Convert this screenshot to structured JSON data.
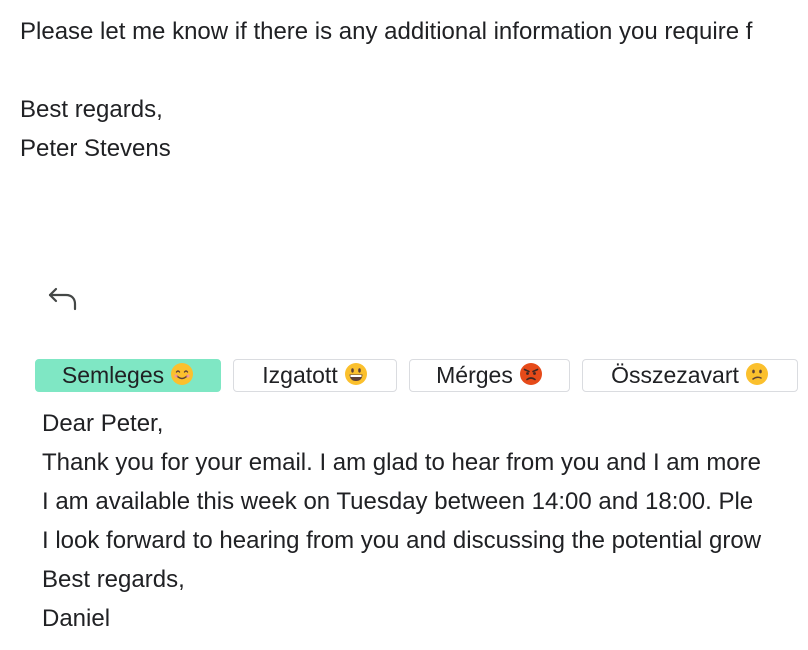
{
  "original_email": {
    "closing_line": "Please let me know if there is any additional information you require f",
    "signoff": "Best regards,",
    "sender_name": "Peter Stevens"
  },
  "reply_icon": "reply-arrow-icon",
  "tone_options": [
    {
      "label": "Semleges",
      "emoji": "smiling-face-icon",
      "selected": true
    },
    {
      "label": "Izgatott",
      "emoji": "grinning-face-icon",
      "selected": false
    },
    {
      "label": "Mérges",
      "emoji": "angry-face-icon",
      "selected": false
    },
    {
      "label": "Összezavart",
      "emoji": "confused-face-icon",
      "selected": false
    }
  ],
  "draft_reply": {
    "greeting": "Dear Peter,",
    "line1": "Thank you for your email. I am glad to hear from you and I am more",
    "line2": "I am available this week on Tuesday between 14:00 and 18:00. Ple",
    "line3": "I look forward to hearing from you and discussing the potential grow",
    "signoff": "Best regards,",
    "name": "Daniel"
  },
  "colors": {
    "selected_tone_bg": "#7fe7c4",
    "text": "#202124",
    "border": "#dadce0",
    "emoji_yellow": "#fbc02d",
    "emoji_red": "#e64a19"
  }
}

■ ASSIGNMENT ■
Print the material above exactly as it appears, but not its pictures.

■ ANSWER BOX ■
Convert this screenshot to structured JSON data.
{
  "original_email": {
    "closing_line": "Please let me know if there is any additional information you require f",
    "signoff": "Best regards,",
    "sender_name": "Peter Stevens"
  },
  "reply_icon": "reply-arrow-icon",
  "tone_options": [
    {
      "label": "Semleges",
      "emoji": "smiling-face-icon",
      "selected": true
    },
    {
      "label": "Izgatott",
      "emoji": "grinning-face-icon",
      "selected": false
    },
    {
      "label": "Mérges",
      "emoji": "angry-face-icon",
      "selected": false
    },
    {
      "label": "Összezavart",
      "emoji": "confused-face-icon",
      "selected": false
    }
  ],
  "draft_reply": {
    "greeting": "Dear Peter,",
    "line1": "Thank you for your email. I am glad to hear from you and I am more",
    "line2": "I am available this week on Tuesday between 14:00 and 18:00. Ple",
    "line3": "I look forward to hearing from you and discussing the potential grow",
    "signoff": "Best regards,",
    "name": "Daniel"
  },
  "colors": {
    "selected_tone_bg": "#7fe7c4",
    "text": "#202124",
    "border": "#dadce0",
    "emoji_yellow": "#fbc02d",
    "emoji_red": "#e64a19"
  }
}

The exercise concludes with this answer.